The Powerball lottery has the following rules. There are $$69$$ white balls (numbered from $$1$$ to $$69$$) and $$26$$ red balls (numbered from $$1$$ to $$26$$). At each drawing five white balls and a red ball are chosen uniformly at random. The result of the drawing is the five white numbers are listed in decreasing order and the red number.

Find the probability that the number $$13$$ shows up among the drawn six numbers.

So far I have that the following. There is a $$\frac{1}{69}$$ chance of drawing a $$13$$ numbered white ball in the first white ball being drawn. Then in the second there is a $$\frac{1}{68}$$ chance, assuming we did not draw it in the first one. And we proceed with the white balls similarly. Then for the red ball, we have a $$\frac{1}{26}$$ chance of drawing the ball numbered $$13$$.

Then the total probability of the number $$13$$ showing up is equal to $$\frac{1}{26}+\frac{1}{69}+\frac{1}{68}+\frac{1}{67}+\frac{1}{66}+\frac{1}{65} \approx 0.113.$$

Is the above reasoning correct? If not, could someone please point out the mistake. Thank you in advance.

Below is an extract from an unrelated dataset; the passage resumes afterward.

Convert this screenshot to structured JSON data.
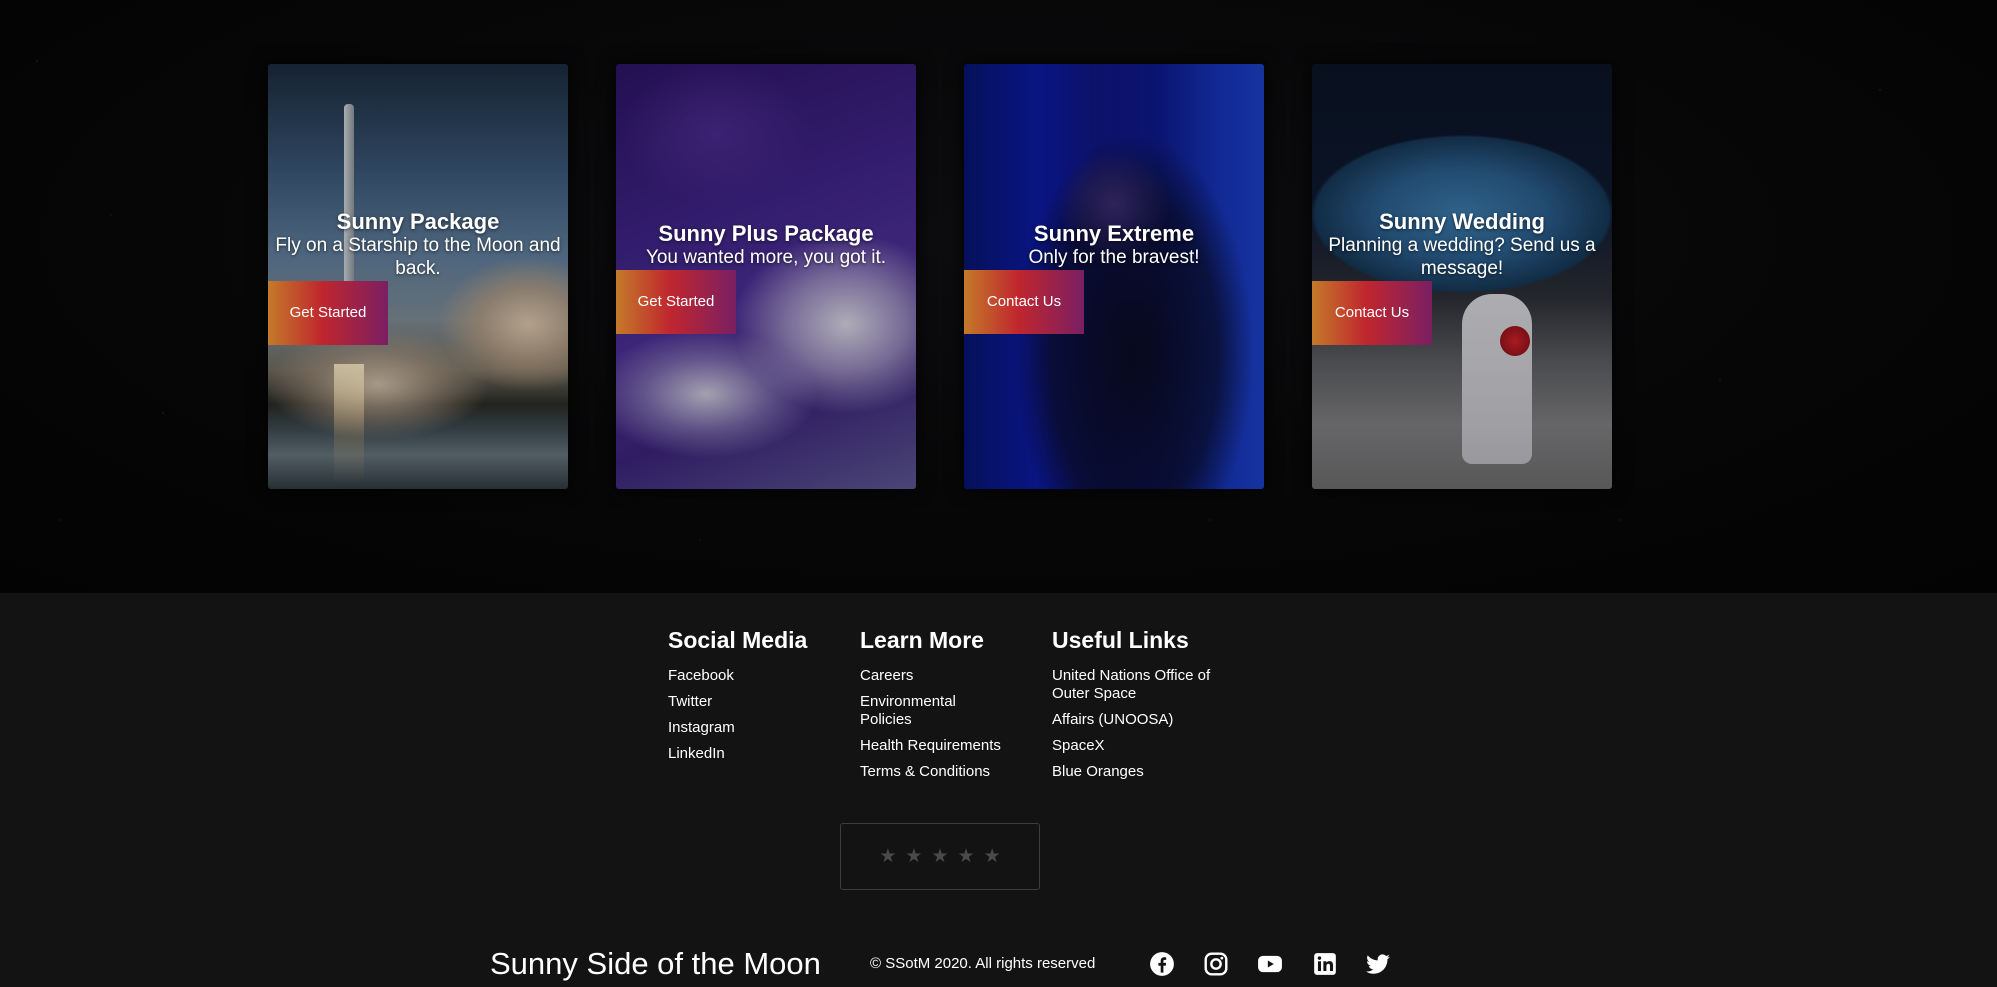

Among the white balls the chance of getting $$13$$ is just $$\frac 5{69}$$ because you choose five balls of $$69$$. To do it the way you did, the chance of getting $$13$$ on the second draw is not $$\frac 1{68}$$, but $$\frac {68}{69}\cdot \frac 1{68}$$ because you have to not get it on the first draw to get it on the second. This is just $$\frac 1{69}$$ and each of the other balls has the same chance.
The chance of getting $$13$$ on the red ball is indeed $$\frac 1{26}$$, but the events of getting it on a white ball and red ball are not disjoint. You have counted the times you get it on both colors twice, so need to subtract it once.
• Taking the approach suggested first, would the following calculation of the probabilty in question be correct? We have $\frac{5}{69} \cdot \frac{25}{26}+ \frac{68}{69} \cdot \frac{1}{26} + \frac{5}{69} \cdot \frac{1}{26}.$ – G the Stackman Jan 31 '19 at 22:43
• Yes, that would be fine. You have three disjoint events, so you can add their probabilities. The calculation I described would be $\frac 5{69}+\frac 1{26}-\frac 5{69}\cdot \frac 1{26}$ because the chance of getting both is already included in each of the first two. Sometimes one approach will be easier, sometimes the other. – Ross Millikan Jan 31 '19 at 22:46